Monday, 12 November 2018

Getting The Boot

The Sky Atlantic channel is to screen a sequel series of the German war film "Das Boot" from the 1980's which some will remember. That was about a German submarine U Boat crew and the year 1941 when the result of World War 2 depended on whether Britain could maintain shipping connections with Canada and the USA.

Two of my uncles at the time took a bath in the Atlantic, and were lucky to survive. Another was Royal Navy serving in a destroyer, the hunter the U Boat captains feared. I recall the convoys in the Mersey and the women asking which ships had arrived and which had been lost.

The original series was gripping and attempted to convey what happened at that time, albeit with the need to keep the personal stories going and have a great deal of action. In reality a great deal of time in this war was spent watching and waiting for the crucial moments.

That it was brought to Britain in the early 1980's and gave, up to a point, the German view of things was in a way all part and parcel of the media drive to turn us into good Europeans. We should realise that the Germans were not so bad after all, just doing their job, and we were just another country fighting our own war.

The question of whether West Germany intended to make itself the industrial and financial centre and hence political dominance of the Common Market as it then was wrong headed. Because of its economic power and new stability, inevitably Germany would be a leader, but nothing to worry about, pass along the gravy train please.

The sequel, among the cast has an August Wittgenstein. There is something a little surreal about having an actor of that name. Ludwig Wittgenstein was a notable German philosopher of the first half of the 20th Century who went in for the analysis of logic and the meaning of languages.

The original "Das Boot" would have had an audience of whom most were familiar with World War 2 and the ways of life at that time and the ideas and habits of those people. What will the sequel be obliged to give us to inform and entertain new generations the great majority of whom see the 1940's as ancient history?

Will it be made to meet the requirements of our PC world and tell us what we ought to think? Will we have a crew, not of hard men fighting a hard war in the comradeship of a warship at sea?

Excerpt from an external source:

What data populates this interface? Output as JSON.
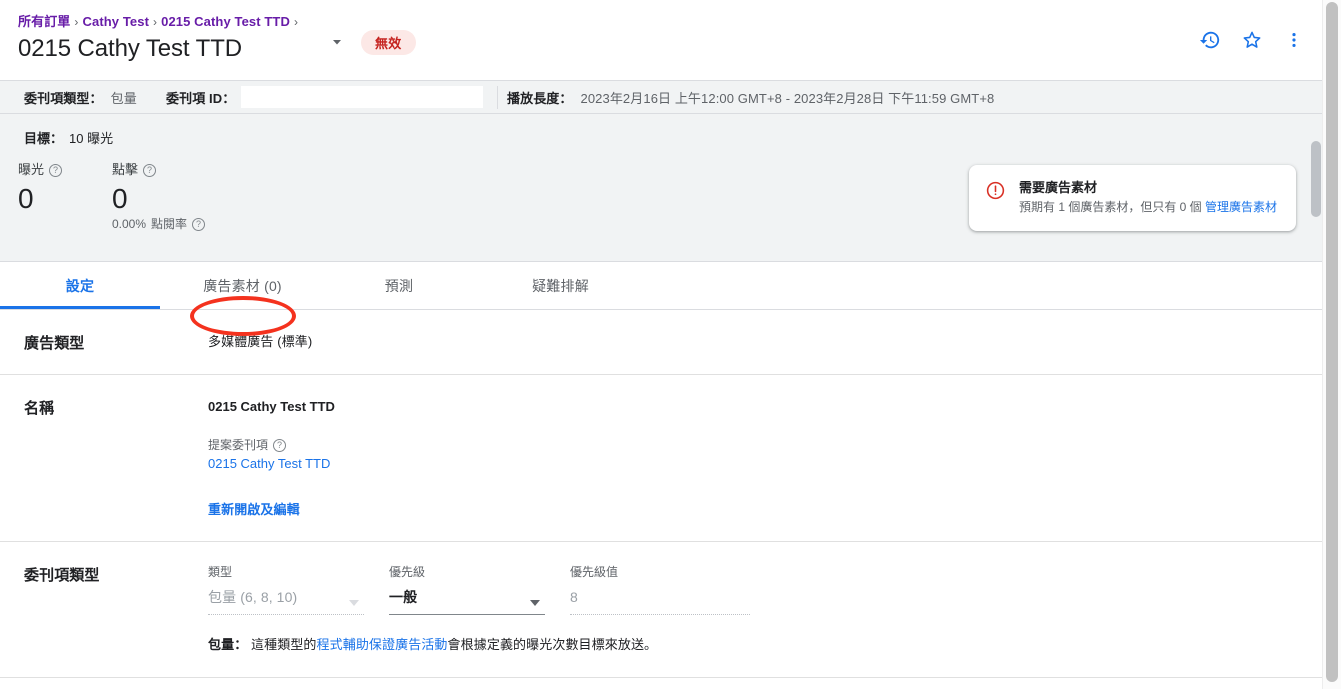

Or will it be an LGBT group swinging in their hammocks?

1 comment:

  1. Will it be made to meet the requirements of our PC world? Probably - it's certainly not something I'd bet against.